(Task directions) Copy every line of the data that includes the string "text".

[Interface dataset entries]

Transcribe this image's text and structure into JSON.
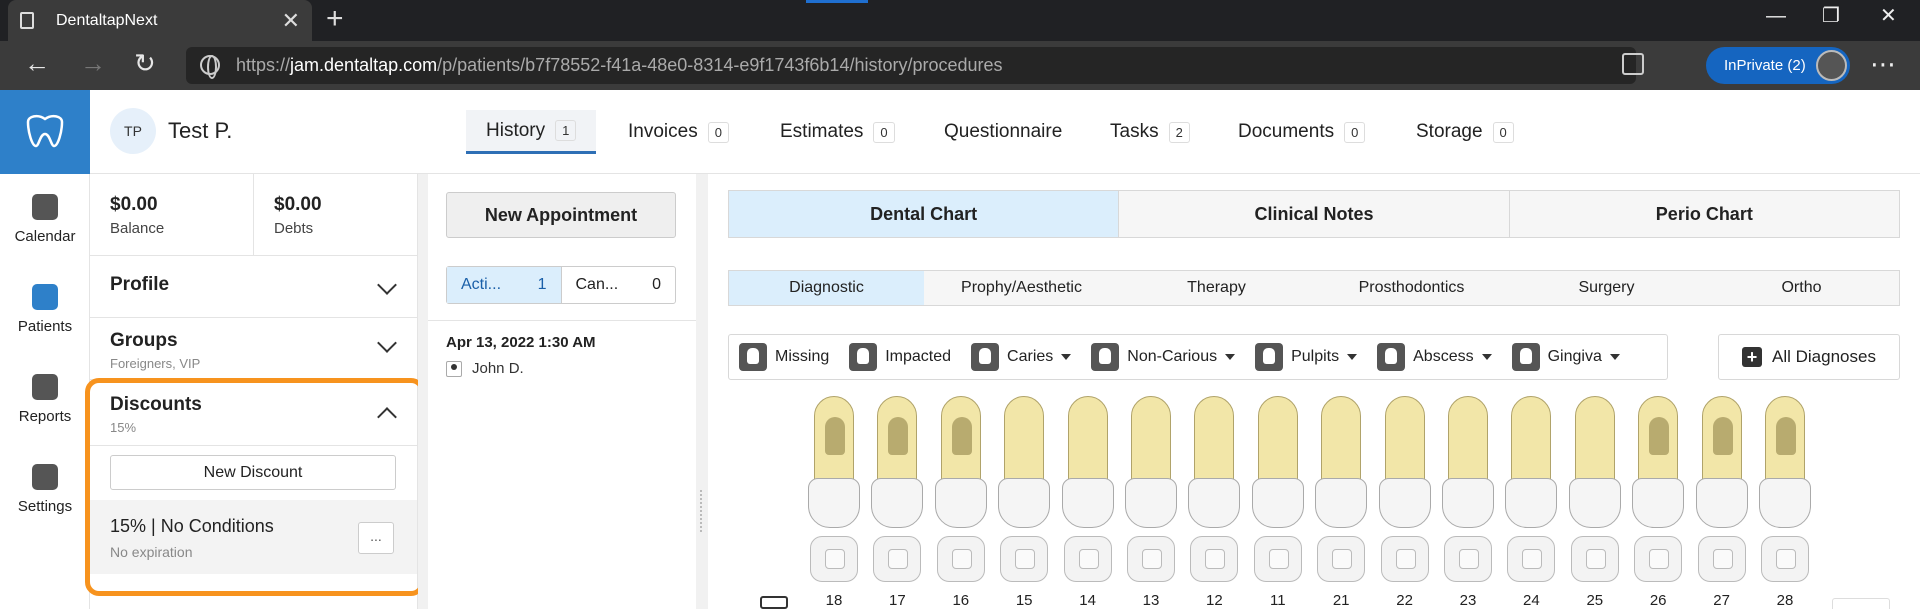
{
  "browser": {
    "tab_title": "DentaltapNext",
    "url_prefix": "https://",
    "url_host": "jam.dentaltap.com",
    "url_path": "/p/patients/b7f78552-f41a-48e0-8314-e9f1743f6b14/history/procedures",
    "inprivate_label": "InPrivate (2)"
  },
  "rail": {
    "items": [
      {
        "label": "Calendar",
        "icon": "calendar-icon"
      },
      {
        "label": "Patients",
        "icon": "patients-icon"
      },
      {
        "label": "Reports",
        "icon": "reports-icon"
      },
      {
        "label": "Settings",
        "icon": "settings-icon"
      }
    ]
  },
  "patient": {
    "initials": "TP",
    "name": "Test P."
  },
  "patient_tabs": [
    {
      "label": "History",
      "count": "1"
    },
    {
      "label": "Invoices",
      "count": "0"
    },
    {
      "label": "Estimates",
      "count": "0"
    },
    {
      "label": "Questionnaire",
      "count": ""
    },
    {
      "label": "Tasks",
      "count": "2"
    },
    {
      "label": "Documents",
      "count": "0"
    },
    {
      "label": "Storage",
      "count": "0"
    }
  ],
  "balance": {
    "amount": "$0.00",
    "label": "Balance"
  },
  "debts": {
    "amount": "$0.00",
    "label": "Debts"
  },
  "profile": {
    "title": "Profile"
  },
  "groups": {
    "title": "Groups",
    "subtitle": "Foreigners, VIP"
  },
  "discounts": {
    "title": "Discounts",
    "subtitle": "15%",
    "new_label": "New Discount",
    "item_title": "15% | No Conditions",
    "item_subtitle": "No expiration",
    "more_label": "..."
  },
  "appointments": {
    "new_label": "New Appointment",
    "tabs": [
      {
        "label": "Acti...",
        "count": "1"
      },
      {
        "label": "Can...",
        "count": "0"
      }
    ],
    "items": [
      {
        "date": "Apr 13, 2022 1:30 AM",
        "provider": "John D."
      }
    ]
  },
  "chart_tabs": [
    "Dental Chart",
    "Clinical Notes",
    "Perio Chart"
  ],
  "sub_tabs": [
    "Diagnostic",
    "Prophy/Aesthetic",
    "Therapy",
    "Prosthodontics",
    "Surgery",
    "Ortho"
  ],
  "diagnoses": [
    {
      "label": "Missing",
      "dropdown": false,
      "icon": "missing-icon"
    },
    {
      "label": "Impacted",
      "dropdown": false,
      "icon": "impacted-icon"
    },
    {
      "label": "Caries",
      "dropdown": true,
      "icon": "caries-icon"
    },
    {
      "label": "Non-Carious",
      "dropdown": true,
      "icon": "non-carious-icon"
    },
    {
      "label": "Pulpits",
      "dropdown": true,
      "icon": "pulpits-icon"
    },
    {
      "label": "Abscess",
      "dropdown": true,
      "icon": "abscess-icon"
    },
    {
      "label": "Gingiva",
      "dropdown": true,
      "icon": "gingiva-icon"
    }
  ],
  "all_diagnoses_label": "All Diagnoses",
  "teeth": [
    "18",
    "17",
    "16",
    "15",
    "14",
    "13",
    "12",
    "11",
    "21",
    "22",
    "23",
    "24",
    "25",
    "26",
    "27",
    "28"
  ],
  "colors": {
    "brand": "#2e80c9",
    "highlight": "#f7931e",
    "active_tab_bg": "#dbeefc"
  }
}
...
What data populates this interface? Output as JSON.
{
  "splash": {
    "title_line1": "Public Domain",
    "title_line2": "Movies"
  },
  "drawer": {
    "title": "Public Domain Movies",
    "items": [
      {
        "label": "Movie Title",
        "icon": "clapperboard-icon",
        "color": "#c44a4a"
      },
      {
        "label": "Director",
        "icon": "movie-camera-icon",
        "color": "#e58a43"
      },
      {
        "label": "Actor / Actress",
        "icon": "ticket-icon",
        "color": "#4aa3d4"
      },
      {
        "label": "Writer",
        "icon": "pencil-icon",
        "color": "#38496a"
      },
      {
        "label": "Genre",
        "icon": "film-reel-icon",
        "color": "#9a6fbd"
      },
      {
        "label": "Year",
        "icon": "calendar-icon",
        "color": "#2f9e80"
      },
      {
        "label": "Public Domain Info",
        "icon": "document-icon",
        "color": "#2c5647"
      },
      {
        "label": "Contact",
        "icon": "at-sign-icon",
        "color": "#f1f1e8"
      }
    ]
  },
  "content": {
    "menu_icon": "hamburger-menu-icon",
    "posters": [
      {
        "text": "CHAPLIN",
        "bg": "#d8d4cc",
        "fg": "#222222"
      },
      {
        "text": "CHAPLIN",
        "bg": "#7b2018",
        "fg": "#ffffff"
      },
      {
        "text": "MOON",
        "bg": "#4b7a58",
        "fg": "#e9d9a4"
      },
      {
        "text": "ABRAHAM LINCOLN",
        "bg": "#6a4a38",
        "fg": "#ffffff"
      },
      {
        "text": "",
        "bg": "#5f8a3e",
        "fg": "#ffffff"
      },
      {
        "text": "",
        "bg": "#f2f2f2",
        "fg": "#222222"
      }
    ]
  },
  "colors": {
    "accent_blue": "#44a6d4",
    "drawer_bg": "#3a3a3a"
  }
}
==
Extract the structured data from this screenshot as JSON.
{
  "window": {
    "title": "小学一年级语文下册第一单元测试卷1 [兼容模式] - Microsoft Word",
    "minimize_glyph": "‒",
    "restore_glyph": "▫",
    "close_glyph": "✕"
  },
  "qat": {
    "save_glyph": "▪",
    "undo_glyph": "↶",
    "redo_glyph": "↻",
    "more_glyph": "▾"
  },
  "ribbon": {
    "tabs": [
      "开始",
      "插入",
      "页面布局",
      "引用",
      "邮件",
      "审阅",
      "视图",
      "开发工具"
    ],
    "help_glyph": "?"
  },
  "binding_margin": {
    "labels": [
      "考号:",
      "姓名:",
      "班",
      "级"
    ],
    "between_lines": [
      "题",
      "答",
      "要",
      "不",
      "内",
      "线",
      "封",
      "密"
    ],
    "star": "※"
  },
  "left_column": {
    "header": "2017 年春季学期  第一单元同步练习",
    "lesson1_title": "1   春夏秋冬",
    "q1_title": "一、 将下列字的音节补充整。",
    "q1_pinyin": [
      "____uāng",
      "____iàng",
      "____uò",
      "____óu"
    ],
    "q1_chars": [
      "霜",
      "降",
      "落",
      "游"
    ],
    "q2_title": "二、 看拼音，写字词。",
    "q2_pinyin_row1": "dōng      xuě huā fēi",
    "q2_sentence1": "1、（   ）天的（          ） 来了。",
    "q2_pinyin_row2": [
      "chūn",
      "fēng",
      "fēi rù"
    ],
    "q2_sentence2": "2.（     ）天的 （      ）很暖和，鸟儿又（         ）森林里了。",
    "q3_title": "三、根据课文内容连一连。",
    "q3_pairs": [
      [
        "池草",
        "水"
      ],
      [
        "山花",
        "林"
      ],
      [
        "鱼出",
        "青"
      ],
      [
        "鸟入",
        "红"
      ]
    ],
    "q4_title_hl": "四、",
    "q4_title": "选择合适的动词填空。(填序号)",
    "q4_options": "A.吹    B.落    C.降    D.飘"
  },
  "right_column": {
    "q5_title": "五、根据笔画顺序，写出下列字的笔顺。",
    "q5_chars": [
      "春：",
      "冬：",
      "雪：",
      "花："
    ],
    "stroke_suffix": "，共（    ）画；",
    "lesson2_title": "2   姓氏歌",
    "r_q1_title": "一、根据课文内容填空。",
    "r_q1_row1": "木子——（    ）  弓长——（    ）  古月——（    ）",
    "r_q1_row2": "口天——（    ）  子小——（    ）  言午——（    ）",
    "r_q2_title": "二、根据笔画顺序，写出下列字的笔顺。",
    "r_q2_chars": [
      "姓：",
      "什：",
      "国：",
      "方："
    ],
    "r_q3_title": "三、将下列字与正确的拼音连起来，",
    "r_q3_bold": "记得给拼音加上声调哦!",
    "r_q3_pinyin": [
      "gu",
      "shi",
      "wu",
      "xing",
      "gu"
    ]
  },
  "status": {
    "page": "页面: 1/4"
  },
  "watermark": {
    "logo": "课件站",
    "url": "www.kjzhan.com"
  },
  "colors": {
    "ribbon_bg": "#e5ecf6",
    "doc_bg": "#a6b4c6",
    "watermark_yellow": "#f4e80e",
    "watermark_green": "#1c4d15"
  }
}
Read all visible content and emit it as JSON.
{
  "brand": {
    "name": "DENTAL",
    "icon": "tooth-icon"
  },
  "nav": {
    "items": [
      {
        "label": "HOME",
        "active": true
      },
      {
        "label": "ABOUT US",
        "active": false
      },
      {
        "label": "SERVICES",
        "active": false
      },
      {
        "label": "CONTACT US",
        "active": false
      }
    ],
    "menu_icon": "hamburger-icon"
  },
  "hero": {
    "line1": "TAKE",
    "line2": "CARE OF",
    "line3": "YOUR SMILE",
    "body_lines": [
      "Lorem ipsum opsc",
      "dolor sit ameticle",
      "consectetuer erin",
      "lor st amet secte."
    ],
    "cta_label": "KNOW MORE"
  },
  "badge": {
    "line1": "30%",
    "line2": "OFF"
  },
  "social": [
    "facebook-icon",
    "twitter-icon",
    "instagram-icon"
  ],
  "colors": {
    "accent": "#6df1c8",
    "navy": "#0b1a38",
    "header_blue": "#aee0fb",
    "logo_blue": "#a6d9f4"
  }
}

(Response for this exercise)
Transcribe this image's text and structure into JSON.
        "text": "CHAPLIN",
        "text": "CHAPLIN",
        "text": "MOON",
        "text": "ABRAHAM LINCOLN",
        "text": "",
        "text": "",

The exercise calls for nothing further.